More than 150 costumes are on display from Oct. 2, 2014, to Mar. 2, 2015, at Los Angeles’ historic May Company Building.
Kate Winslet’s white and violet suit from “The Titanic,” Nicole Kidman’s Sparking Diamond outfit from “Moulin Rouge!,” Julie Andrew’s dark plum costume from “Mary Poppins,” and Christian Bale’s Batman suit from “The Dark Knight Rises,” are among the costumes presented.
Others include, Jennifer Lawrence’s hunting clothes from “The Hunger Games,” Marilyn Monroe’s iconic white halter dress from “The Seven Year Itch” and Judy Garland’s original red ruby shoes from “The Wizard of Oz.”
These costumes and other Academy Award-winning costumes are featured in a high tech exhibit at the site of the soon-to-be Museum of Academy of Motion Pictures. The exhibit uses projections, light manipulation and sound to truly capture the essence of each movie.
Each costume is accompanied by a description, a list of materials used to create it, the designer’s name, and a quote from the actor or actress who plays the character.
The exhibit is divided into three parts, each focusing on a specific step of the process of costume designing: Act I Deconstruction, Act II Dialogue, and Act III Finale.
Costumes are staged by the genre of each film. There is an Elizabethan section, a drama section, a comic book section, and many more.
The founder of the exhibit is American film and theater costume designer Deborah Nadoolman Landis. Landis is known for her work on “Animal House,” “Three Amigos,” “Raiders of the Lost Ark,” and Micheal Jackson’s “Thriller” music video.
Landis began the exhibit at London’s Victoria and Albert Museum. While collecting pieces for the exhibit, Landis came across one of the most celebrated costumes in Hollywood history- the blue and white gingham dress worn by Judy Garland in “The Wizard of Oz.”

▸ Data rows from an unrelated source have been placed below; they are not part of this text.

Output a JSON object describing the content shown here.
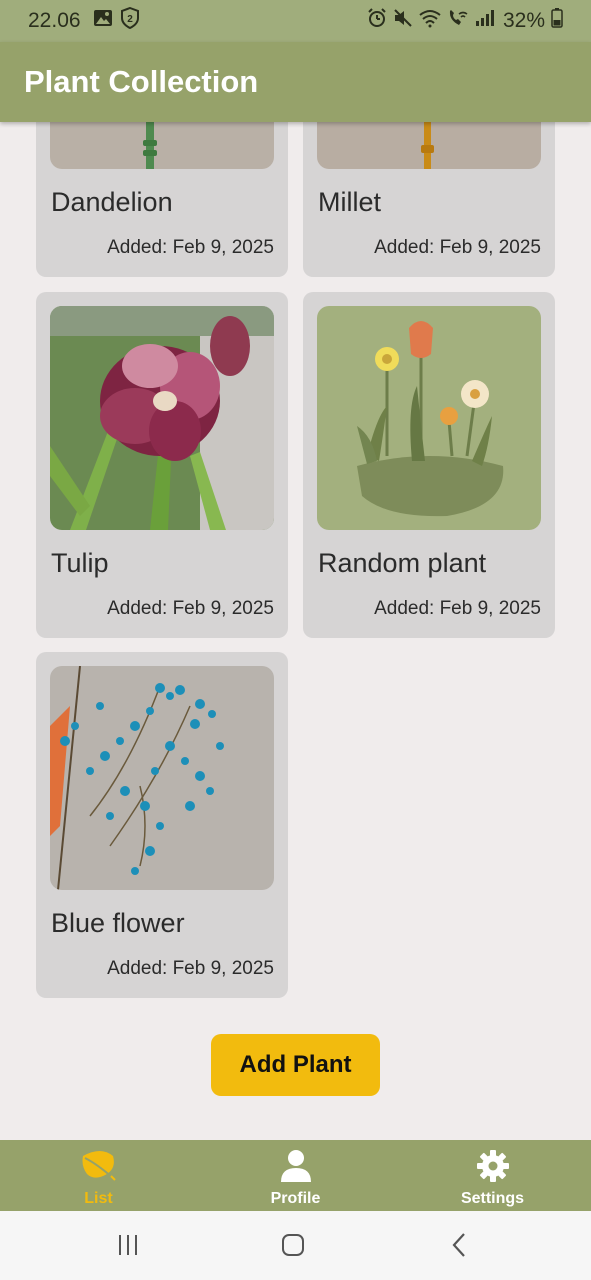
{
  "status_bar": {
    "time": "22.06",
    "battery": "32%",
    "icons": [
      "image-icon",
      "shield-2-icon",
      "alarm-icon",
      "mute-icon",
      "wifi-icon",
      "wifi-call-icon",
      "signal-icon",
      "battery-icon"
    ]
  },
  "app_bar": {
    "title": "Plant Collection"
  },
  "plants": [
    {
      "name": "Dandelion",
      "added": "Added: Feb 9, 2025"
    },
    {
      "name": "Millet",
      "added": "Added: Feb 9, 2025"
    },
    {
      "name": "Tulip",
      "added": "Added: Feb 9, 2025"
    },
    {
      "name": "Random plant",
      "added": "Added: Feb 9, 2025"
    },
    {
      "name": "Blue flower",
      "added": "Added: Feb 9, 2025"
    }
  ],
  "add_button": {
    "label": "Add Plant"
  },
  "bottom_nav": {
    "items": [
      {
        "label": "List",
        "icon": "leaf-icon",
        "active": true
      },
      {
        "label": "Profile",
        "icon": "person-icon",
        "active": false
      },
      {
        "label": "Settings",
        "icon": "gear-icon",
        "active": false
      }
    ]
  },
  "system_nav": {
    "icons": [
      "recent-apps-icon",
      "home-icon",
      "back-icon"
    ]
  },
  "colors": {
    "status_bar": "#a0ad7c",
    "app_bar": "#96a26a",
    "background": "#f0ecec",
    "card": "#d6d4d4",
    "accent": "#f2bb0e"
  }
}
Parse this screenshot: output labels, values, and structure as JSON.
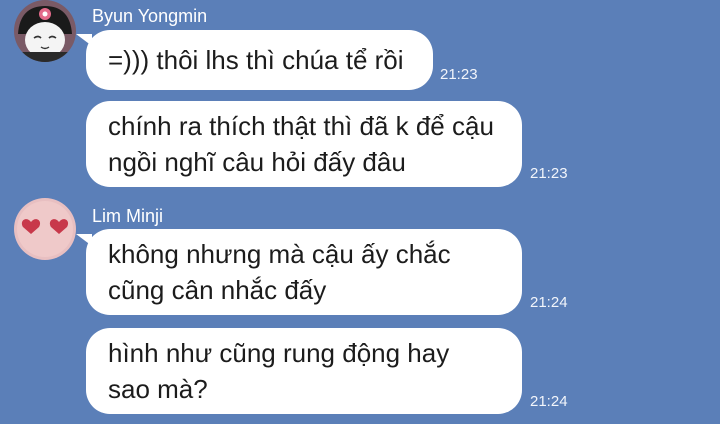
{
  "colors": {
    "background": "#5b7fb8",
    "bubble": "#ffffff",
    "text": "#1c1c1c"
  },
  "groups": [
    {
      "sender": "Byun Yongmin",
      "avatar_icon": "kuromi-avatar-icon",
      "messages": [
        {
          "text": "=))) thôi lhs thì chúa tể rồi",
          "time": "21:23"
        },
        {
          "text": "chính ra thích thật thì đã k để cậu\nngồi nghĩ câu hỏi đấy đâu",
          "time": "21:23"
        }
      ]
    },
    {
      "sender": "Lim Minji",
      "avatar_icon": "heart-eyes-avatar-icon",
      "messages": [
        {
          "text": "không nhưng mà cậu ấy chắc\ncũng cân nhắc đấy",
          "time": "21:24"
        },
        {
          "text": "hình như cũng rung động hay\nsao mà?",
          "time": "21:24"
        }
      ]
    }
  ]
}
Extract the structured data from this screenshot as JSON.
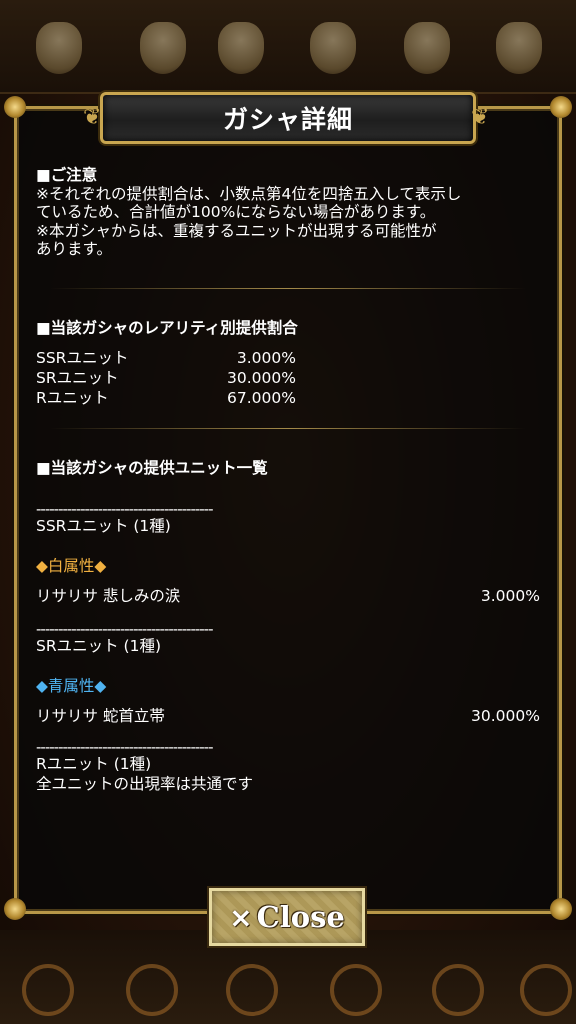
{
  "dialog": {
    "title": "ガシャ詳細",
    "close_label": "Close",
    "close_symbol": "×"
  },
  "notice": {
    "heading": "■ご注意",
    "lines": [
      "※それぞれの提供割合は、小数点第4位を四捨五入して表示し",
      "ているため、合計値が100%にならない場合があります。",
      "※本ガシャからは、重複するユニットが出現する可能性が",
      "あります。"
    ]
  },
  "rarity_rates": {
    "heading": "■当該ガシャのレアリティ別提供割合",
    "rows": [
      {
        "label": "SSRユニット",
        "value": "3.000%"
      },
      {
        "label": "SRユニット",
        "value": "30.000%"
      },
      {
        "label": "Rユニット",
        "value": "67.000%"
      }
    ]
  },
  "unit_list": {
    "heading": "■当該ガシャの提供ユニット一覧",
    "divider": "----------------------------------------",
    "ssr_header": "SSRユニット (1種)",
    "ssr_attr": "◆白属性◆",
    "ssr_unit": {
      "name": "リサリサ 悲しみの涙",
      "value": "3.000%"
    },
    "sr_header": "SRユニット (1種)",
    "sr_attr": "◆青属性◆",
    "sr_unit": {
      "name": "リサリサ 蛇首立帯",
      "value": "30.000%"
    },
    "r_header": "Rユニット (1種)",
    "r_note": "全ユニットの出現率は共通です"
  },
  "colors": {
    "frame_gold": "#b89748",
    "attr_white": "#f0b040",
    "attr_blue": "#4fb3f0"
  }
}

In an interview with the LA Times, Landis commented on the moment “I wasn’t really affected until I turned it inside out, that’s when the tears started flowing […] The dress validated everything in my life, everything I understood about costuming, what our role is.”